Because of the variant spelling of many surnames, due to illiteracy before the 20th century, it is useful for a genealogist to be able to search for a range of spellings of a surname by the input of one surname only. Thus a search for the surname Smith can find all the records for Smith, Smyth, Smythe, and possibly another half a dozen variants. The main problem with this facility is not in its implementation in software, but in the choice of surnames that belong to each standard surname. The list may be too long: for example if Smyth includes surnames such as Smitters, Smithies, Sixsmith, McSmyth and Smithson, Smithdale, Smithwick, and many others, then the recall (meaning the coverage of possible options) will be very full.
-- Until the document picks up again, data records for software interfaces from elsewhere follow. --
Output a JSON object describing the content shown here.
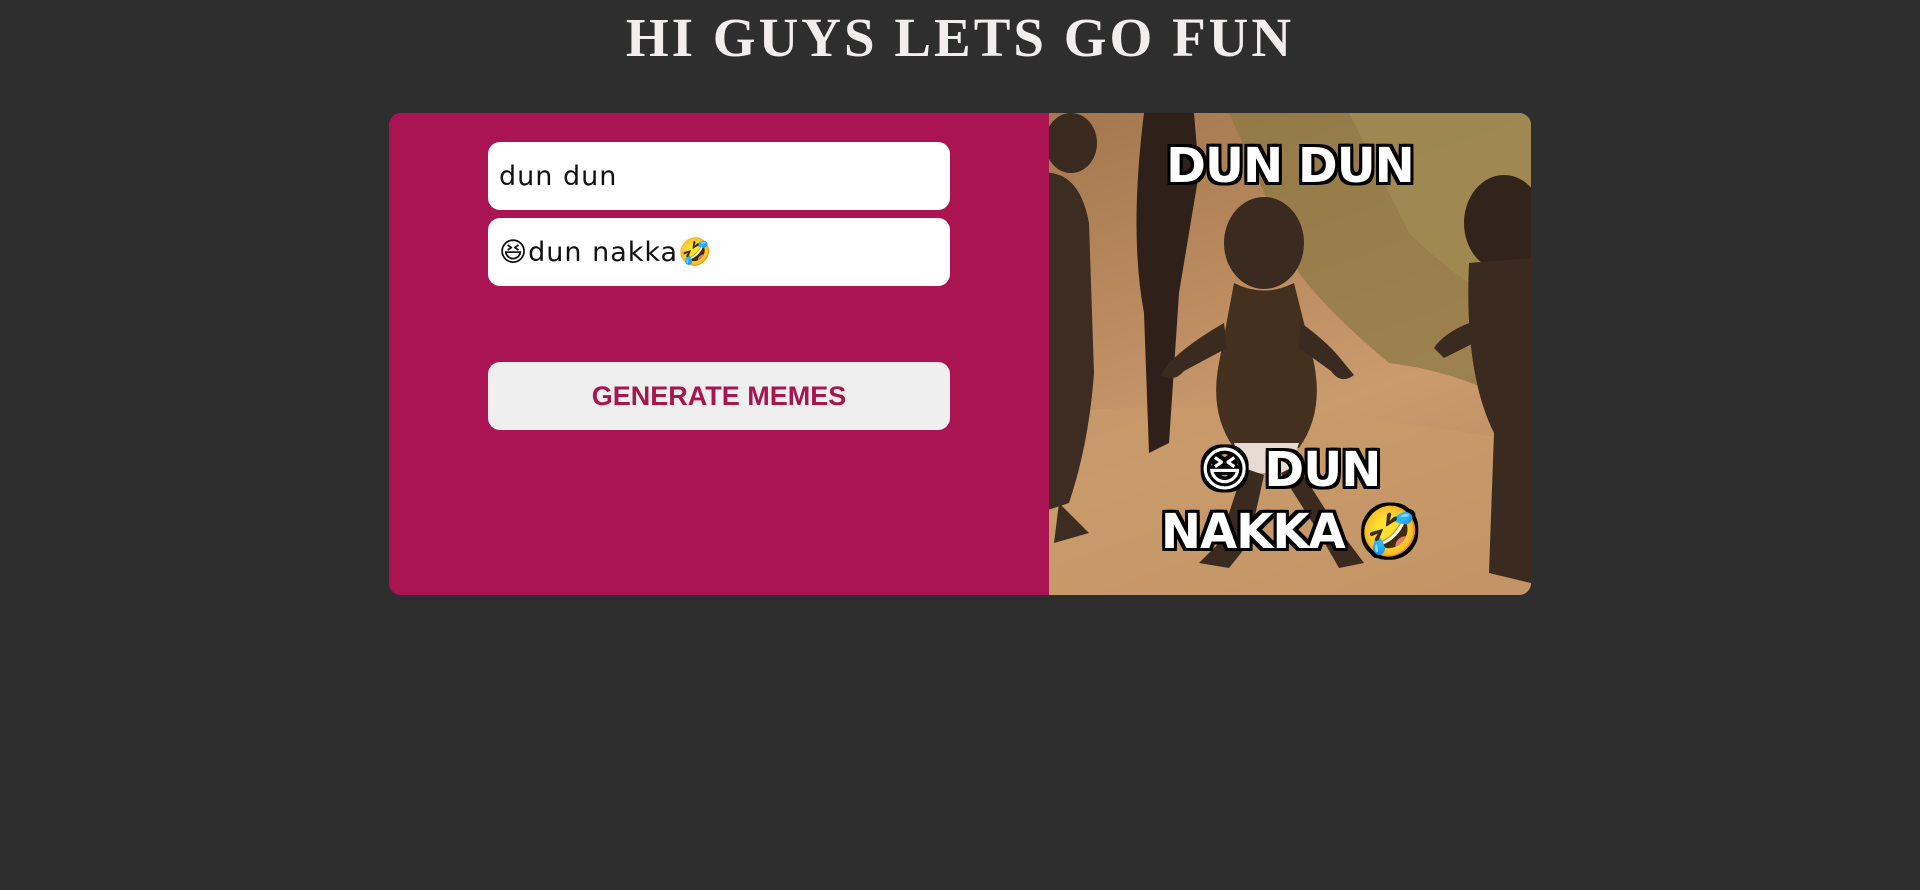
{
  "header": {
    "title": "HI GUYS LETS GO FUN"
  },
  "form": {
    "top_text": {
      "value": "dun dun",
      "placeholder": ""
    },
    "bottom_text": {
      "value": "😆dun nakka🤣",
      "placeholder": ""
    },
    "generate_label": "GENERATE MEMES"
  },
  "meme": {
    "top_caption": "DUN DUN",
    "bottom_caption_line1": "😆 DUN",
    "bottom_caption_line2": "NAKKA 🤣"
  },
  "colors": {
    "background": "#2e2e2e",
    "panel": "#ab1452",
    "button_text": "#a81650"
  }
}
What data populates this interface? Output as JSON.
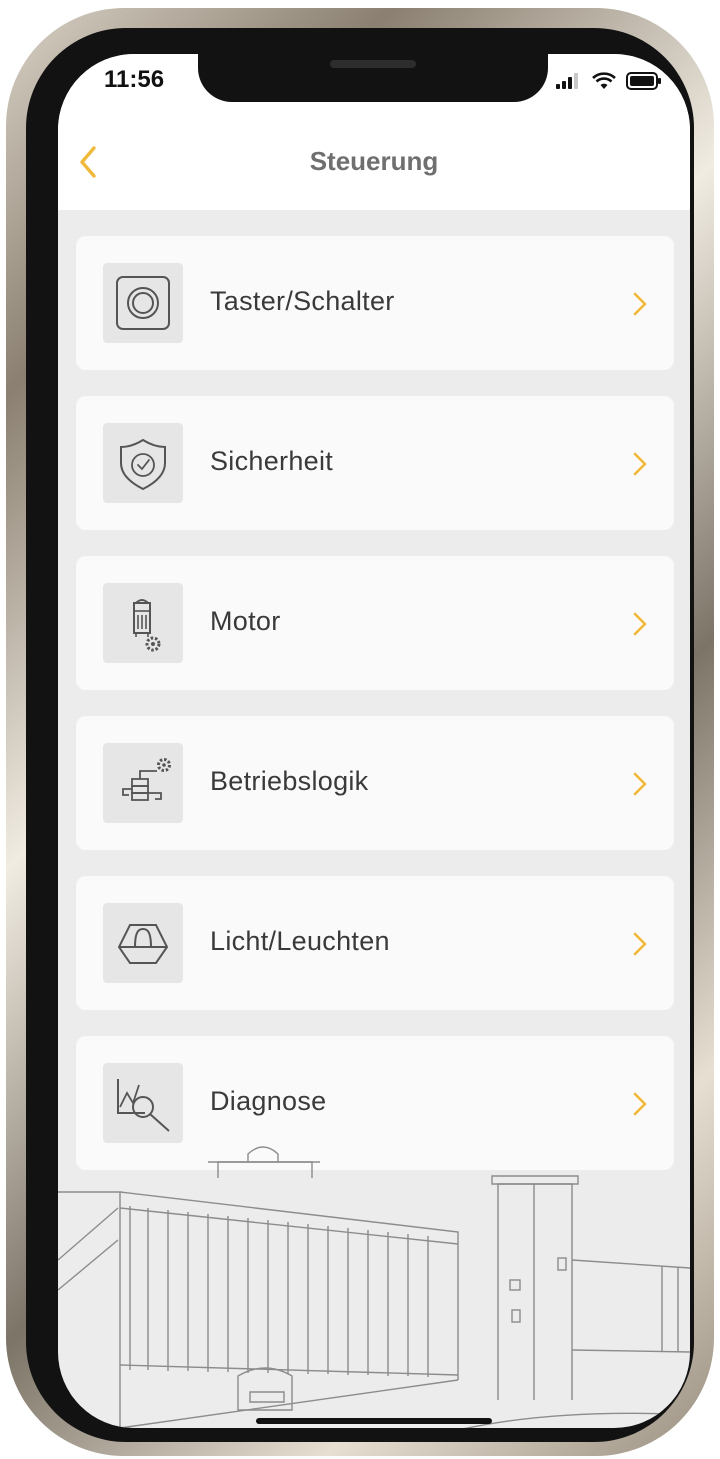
{
  "status_bar": {
    "time": "11:56"
  },
  "nav": {
    "title": "Steuerung"
  },
  "accent_color": "#f0b93a",
  "menu": {
    "items": [
      {
        "label": "Taster/Schalter",
        "icon": "push-button-icon"
      },
      {
        "label": "Sicherheit",
        "icon": "shield-check-icon"
      },
      {
        "label": "Motor",
        "icon": "motor-gear-icon"
      },
      {
        "label": "Betriebslogik",
        "icon": "logic-flow-icon"
      },
      {
        "label": "Licht/Leuchten",
        "icon": "warning-light-icon"
      },
      {
        "label": "Diagnose",
        "icon": "diagnosis-magnifier-icon"
      }
    ]
  }
}
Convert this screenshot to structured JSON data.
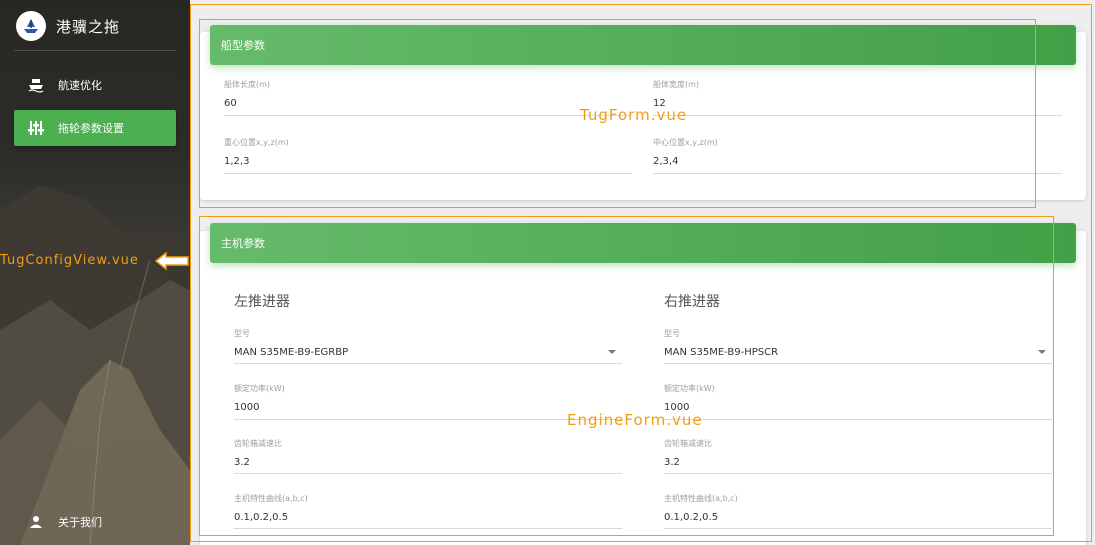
{
  "app": {
    "title": "港骥之拖"
  },
  "sidebar": {
    "items": [
      {
        "label": "航速优化",
        "icon": "ship-icon",
        "active": false
      },
      {
        "label": "拖轮参数设置",
        "icon": "sliders-icon",
        "active": true
      }
    ],
    "footer": {
      "label": "关于我们",
      "icon": "person-icon"
    }
  },
  "hull_card": {
    "title": "船型参数",
    "fields": [
      {
        "label": "船体长度(m)",
        "value": "60"
      },
      {
        "label": "船体宽度(m)",
        "value": "12"
      },
      {
        "label": "重心位置x,y,z(m)",
        "value": "1,2,3"
      },
      {
        "label": "中心位置x,y,z(m)",
        "value": "2,3,4"
      }
    ]
  },
  "engine_card": {
    "title": "主机参数",
    "left": {
      "heading": "左推进器",
      "model_label": "型号",
      "model_value": "MAN S35ME-B9-EGRBP",
      "power_label": "额定功率(kW)",
      "power_value": "1000",
      "gear_label": "齿轮箱减速比",
      "gear_value": "3.2",
      "curve_label": "主机特性曲线(a,b,c)",
      "curve_value": "0.1,0.2,0.5"
    },
    "right": {
      "heading": "右推进器",
      "model_label": "型号",
      "model_value": "MAN S35ME-B9-HPSCR",
      "power_label": "额定功率(kW)",
      "power_value": "1000",
      "gear_label": "齿轮箱减速比",
      "gear_value": "3.2",
      "curve_label": "主机特性曲线(a,b,c)",
      "curve_value": "0.1,0.2,0.5"
    }
  },
  "annotations": {
    "tug_form": "TugForm.vue",
    "engine_form": "EngineForm.vue",
    "config_view": "TugConfigView.vue"
  },
  "colors": {
    "accent": "#4caf50",
    "annotation": "#f39c12"
  }
}
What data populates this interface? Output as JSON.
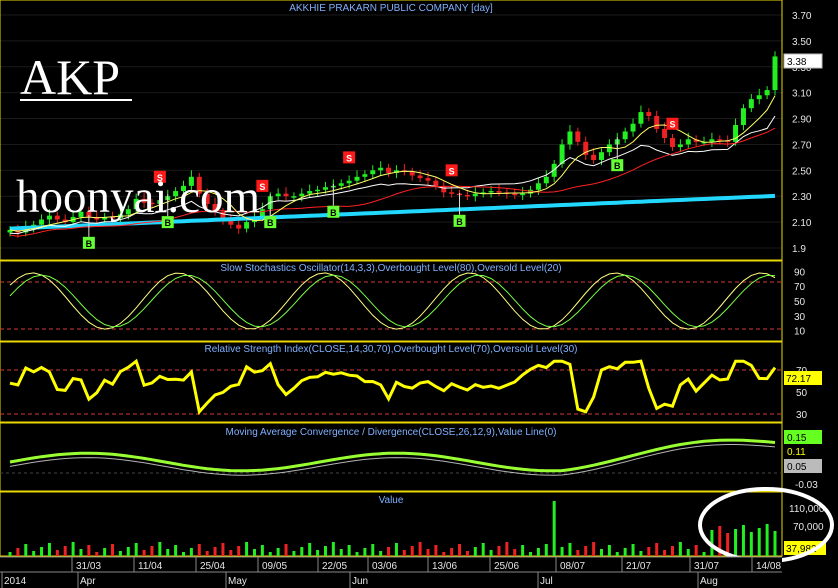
{
  "window": {
    "title": "AKKHIE PRAKARN PUBLIC COMPANY [day]",
    "ticker": "AKP",
    "watermark": "hoonyai.com"
  },
  "colors": {
    "background": "#000000",
    "up_candle": "#22ee22",
    "down_candle": "#ee2222",
    "ma_short": "#ffff66",
    "ma_mid": "#ff2222",
    "ma_long": "#ffffff",
    "ma_longest": "#22d8ff",
    "panel_border": "#e8d800",
    "header_text": "#7fb0ff",
    "sell_box": "#ff1a1a",
    "buy_box": "#66ff33",
    "macd_line": "#99ff33",
    "rsi_line": "#ffff00"
  },
  "chart_data": [
    {
      "type": "candlestick",
      "title": "AKKHIE PRAKARN PUBLIC COMPANY [day]",
      "y_ticks": [
        "3.70",
        "3.50",
        "3.30",
        "3.10",
        "2.90",
        "2.70",
        "2.50",
        "2.30",
        "2.10",
        "1.9"
      ],
      "ylim": [
        1.85,
        3.75
      ],
      "last_value_label": "3.38",
      "close": [
        2.04,
        2.02,
        2.06,
        2.08,
        2.12,
        2.15,
        2.12,
        2.1,
        2.14,
        2.18,
        2.14,
        2.12,
        2.14,
        2.13,
        2.16,
        2.2,
        2.28,
        2.25,
        2.24,
        2.27,
        2.3,
        2.34,
        2.38,
        2.45,
        2.32,
        2.24,
        2.18,
        2.12,
        2.08,
        2.05,
        2.1,
        2.14,
        2.2,
        2.3,
        2.32,
        2.3,
        2.3,
        2.32,
        2.34,
        2.35,
        2.37,
        2.38,
        2.4,
        2.42,
        2.45,
        2.47,
        2.5,
        2.52,
        2.48,
        2.5,
        2.49,
        2.46,
        2.44,
        2.42,
        2.38,
        2.33,
        2.32,
        2.31,
        2.3,
        2.32,
        2.33,
        2.34,
        2.33,
        2.32,
        2.31,
        2.32,
        2.35,
        2.4,
        2.45,
        2.55,
        2.7,
        2.8,
        2.72,
        2.62,
        2.58,
        2.64,
        2.7,
        2.74,
        2.8,
        2.86,
        2.95,
        2.92,
        2.82,
        2.75,
        2.68,
        2.7,
        2.74,
        2.72,
        2.72,
        2.74,
        2.73,
        2.72,
        2.85,
        2.98,
        3.05,
        3.08,
        3.12,
        3.38
      ],
      "signals": [
        {
          "label": "S",
          "index": 19
        },
        {
          "label": "S",
          "index": 32
        },
        {
          "label": "S",
          "index": 43
        },
        {
          "label": "S",
          "index": 56
        },
        {
          "label": "S",
          "index": 84
        },
        {
          "label": "B",
          "index": 10
        },
        {
          "label": "B",
          "index": 20
        },
        {
          "label": "B",
          "index": 33
        },
        {
          "label": "B",
          "index": 41
        },
        {
          "label": "B",
          "index": 57
        },
        {
          "label": "B",
          "index": 77
        }
      ]
    },
    {
      "type": "line",
      "title": "Slow Stochastics Oscillator(14,3,3),Overbought Level(80),Oversold Level(20)",
      "y_ticks": [
        "90",
        "70",
        "50",
        "30",
        "10"
      ],
      "ylim": [
        0,
        100
      ],
      "overbought": 80,
      "oversold": 20
    },
    {
      "type": "line",
      "title": "Relative Strength Index(CLOSE,14,30,70),Overbought Level(70),Oversold Level(30)",
      "y_ticks": [
        "70",
        "50",
        "30"
      ],
      "ylim": [
        20,
        90
      ],
      "last_value_label": "72.17",
      "overbought": 70,
      "oversold": 30
    },
    {
      "type": "line",
      "title": "Moving Average Convergence / Divergence(CLOSE,26,12,9),Value Line(0)",
      "y_ticks": [
        "0.15",
        "0.11",
        "0.05",
        "-0.03"
      ],
      "value_labels": [
        "0.15",
        "0.11",
        "0.05"
      ]
    },
    {
      "type": "bar",
      "title": "Value",
      "y_ticks": [
        "110,000",
        "70,000",
        "30,000"
      ],
      "last_value_label": "37,982"
    }
  ],
  "x_axis": {
    "day_labels": [
      "31/03",
      "11/04",
      "25/04",
      "09/05",
      "22/05",
      "03/06",
      "13/06",
      "25/06",
      "08/07",
      "21/07",
      "31/07",
      "14/08"
    ],
    "month_labels": [
      "2014",
      "Apr",
      "May",
      "Jun",
      "Jul",
      "Aug"
    ]
  }
}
But the list of hits may then be so large that you cannot find what you need, i.e. the precision of your search may be too low to be useful.
When performing a Standard Surname search, the search criteria displayed at the top of the search results includes the “surname (plus variants)”. Click on this text to view all surname variations that are being matched for your search.
We recommend that you first try the Standard Surname Index to find what you are looking for and if that returns too many records then select Exact Match to reduce the number of hits. Simply select the desired Surname Match option at the bottom of the Search Box.
Note that there are no standard first names used in the searches. First names searches are always done as a wild card search, e.g. the first name of Mar% will return matches for Mary, Maria, etc. but if you enter Mary, variants such as Maria will not be returned.
On some records one or more of the parents’ first names may not have been recorded in the original record, may have been illegible or been recorded incorrectly by the priest. It was also less common to record the surname of the mother on baptismal records. It may be recorded on one child’s baptism but not on a subsequent baptism.